* _Exercise input_:
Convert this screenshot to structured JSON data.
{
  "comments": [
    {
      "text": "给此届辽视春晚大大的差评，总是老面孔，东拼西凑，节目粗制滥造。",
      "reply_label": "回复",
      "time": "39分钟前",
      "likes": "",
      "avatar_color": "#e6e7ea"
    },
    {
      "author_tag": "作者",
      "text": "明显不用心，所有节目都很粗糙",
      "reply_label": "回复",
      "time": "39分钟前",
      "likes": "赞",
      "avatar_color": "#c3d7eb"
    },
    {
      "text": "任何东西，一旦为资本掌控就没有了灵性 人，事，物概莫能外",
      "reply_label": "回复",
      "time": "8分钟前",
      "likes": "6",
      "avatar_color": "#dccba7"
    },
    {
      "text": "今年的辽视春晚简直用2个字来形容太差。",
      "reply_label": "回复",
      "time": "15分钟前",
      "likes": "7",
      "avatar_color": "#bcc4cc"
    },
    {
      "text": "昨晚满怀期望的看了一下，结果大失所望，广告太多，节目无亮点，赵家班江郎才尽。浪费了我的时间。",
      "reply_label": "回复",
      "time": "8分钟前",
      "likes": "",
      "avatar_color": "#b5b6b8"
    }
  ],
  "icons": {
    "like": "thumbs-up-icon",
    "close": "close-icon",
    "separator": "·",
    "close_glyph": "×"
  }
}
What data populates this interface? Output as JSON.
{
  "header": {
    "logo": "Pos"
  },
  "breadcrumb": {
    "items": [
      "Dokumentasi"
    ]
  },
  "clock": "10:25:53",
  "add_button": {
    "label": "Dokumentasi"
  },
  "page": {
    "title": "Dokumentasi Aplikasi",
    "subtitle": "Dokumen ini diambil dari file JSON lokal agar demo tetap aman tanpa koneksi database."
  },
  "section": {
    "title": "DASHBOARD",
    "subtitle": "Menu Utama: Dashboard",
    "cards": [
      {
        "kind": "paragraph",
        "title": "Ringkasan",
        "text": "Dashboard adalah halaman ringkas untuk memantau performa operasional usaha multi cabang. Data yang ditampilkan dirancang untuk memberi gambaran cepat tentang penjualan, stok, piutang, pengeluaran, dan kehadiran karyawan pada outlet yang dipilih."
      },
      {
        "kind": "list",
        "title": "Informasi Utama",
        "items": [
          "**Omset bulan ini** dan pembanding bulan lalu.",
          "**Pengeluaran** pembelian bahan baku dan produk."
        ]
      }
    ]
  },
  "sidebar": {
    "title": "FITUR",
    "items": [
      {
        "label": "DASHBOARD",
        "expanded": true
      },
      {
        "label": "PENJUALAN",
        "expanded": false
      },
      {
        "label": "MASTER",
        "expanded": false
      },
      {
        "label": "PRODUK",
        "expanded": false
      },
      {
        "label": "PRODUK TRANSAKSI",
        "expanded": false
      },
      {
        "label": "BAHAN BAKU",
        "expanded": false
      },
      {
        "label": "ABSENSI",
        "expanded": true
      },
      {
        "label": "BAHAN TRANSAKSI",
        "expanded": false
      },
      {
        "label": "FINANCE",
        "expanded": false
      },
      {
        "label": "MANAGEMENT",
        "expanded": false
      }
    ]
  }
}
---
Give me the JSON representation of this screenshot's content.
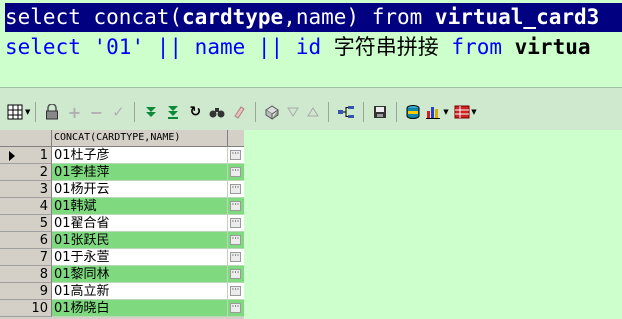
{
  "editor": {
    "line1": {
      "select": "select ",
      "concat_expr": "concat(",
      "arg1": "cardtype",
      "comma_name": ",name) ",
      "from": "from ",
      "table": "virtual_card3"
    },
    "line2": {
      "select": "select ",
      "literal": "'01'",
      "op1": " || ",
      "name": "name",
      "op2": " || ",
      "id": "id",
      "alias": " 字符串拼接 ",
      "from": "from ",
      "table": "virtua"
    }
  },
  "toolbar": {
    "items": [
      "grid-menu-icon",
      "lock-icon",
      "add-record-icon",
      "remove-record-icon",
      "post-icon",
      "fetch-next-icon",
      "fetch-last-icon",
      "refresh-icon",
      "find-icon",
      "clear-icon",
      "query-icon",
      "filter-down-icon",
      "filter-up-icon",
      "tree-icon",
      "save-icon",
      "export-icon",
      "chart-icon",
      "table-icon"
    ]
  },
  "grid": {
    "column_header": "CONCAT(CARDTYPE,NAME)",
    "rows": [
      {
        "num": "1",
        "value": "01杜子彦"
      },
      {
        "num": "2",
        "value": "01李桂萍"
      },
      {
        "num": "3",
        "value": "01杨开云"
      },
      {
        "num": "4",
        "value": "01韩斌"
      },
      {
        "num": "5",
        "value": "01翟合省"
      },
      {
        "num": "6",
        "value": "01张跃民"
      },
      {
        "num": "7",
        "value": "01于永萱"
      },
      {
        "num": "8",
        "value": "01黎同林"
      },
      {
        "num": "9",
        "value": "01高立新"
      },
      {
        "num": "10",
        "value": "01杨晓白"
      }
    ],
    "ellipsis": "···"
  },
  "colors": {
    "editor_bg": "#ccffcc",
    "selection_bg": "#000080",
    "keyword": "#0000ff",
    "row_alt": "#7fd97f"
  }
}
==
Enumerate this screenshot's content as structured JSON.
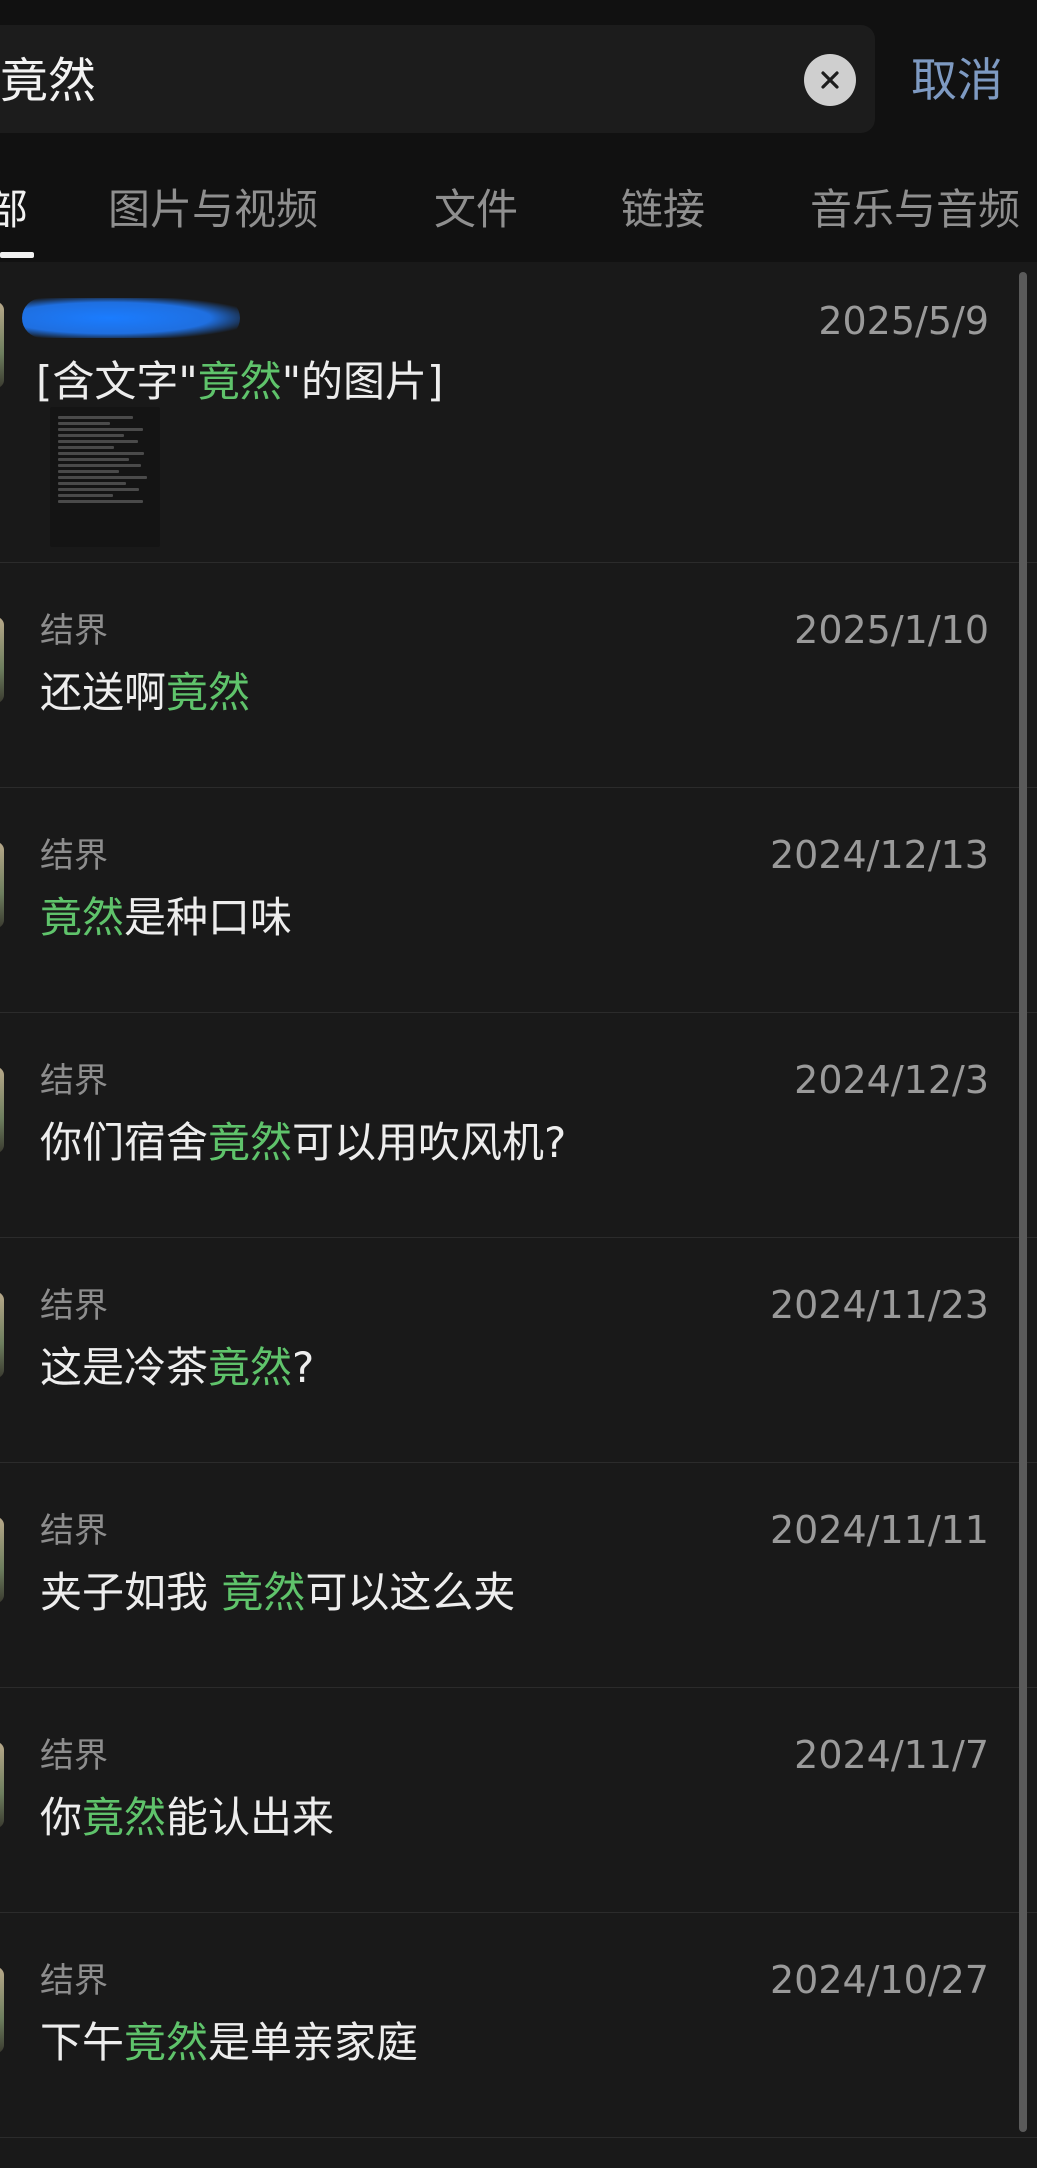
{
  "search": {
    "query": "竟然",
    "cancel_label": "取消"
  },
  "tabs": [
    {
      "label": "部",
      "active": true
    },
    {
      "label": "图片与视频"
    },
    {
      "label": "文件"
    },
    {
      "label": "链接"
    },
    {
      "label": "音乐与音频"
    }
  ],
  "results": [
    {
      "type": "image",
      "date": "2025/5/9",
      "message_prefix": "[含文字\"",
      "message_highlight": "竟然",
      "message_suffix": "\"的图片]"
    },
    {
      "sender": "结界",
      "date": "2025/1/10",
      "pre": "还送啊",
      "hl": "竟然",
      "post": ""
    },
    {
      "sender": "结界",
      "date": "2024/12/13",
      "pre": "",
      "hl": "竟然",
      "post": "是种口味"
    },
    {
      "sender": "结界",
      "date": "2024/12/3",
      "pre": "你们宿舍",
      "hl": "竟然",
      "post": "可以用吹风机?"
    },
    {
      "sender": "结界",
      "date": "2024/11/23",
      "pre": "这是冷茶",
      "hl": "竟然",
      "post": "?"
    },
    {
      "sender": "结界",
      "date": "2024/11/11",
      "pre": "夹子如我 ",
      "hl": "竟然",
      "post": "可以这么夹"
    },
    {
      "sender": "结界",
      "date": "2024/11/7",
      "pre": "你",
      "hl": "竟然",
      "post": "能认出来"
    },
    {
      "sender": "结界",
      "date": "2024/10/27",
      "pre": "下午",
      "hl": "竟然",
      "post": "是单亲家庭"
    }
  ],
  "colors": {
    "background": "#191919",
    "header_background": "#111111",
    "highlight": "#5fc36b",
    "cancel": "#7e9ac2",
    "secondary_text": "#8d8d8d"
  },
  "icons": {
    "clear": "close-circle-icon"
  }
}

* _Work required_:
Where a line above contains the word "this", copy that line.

* _Answer section_:
Convert this screenshot to structured JSON data.
What data populates this interface? Output as JSON.
Give me the JSON representation of this screenshot's content.
Enumerate this screenshot's content as structured JSON.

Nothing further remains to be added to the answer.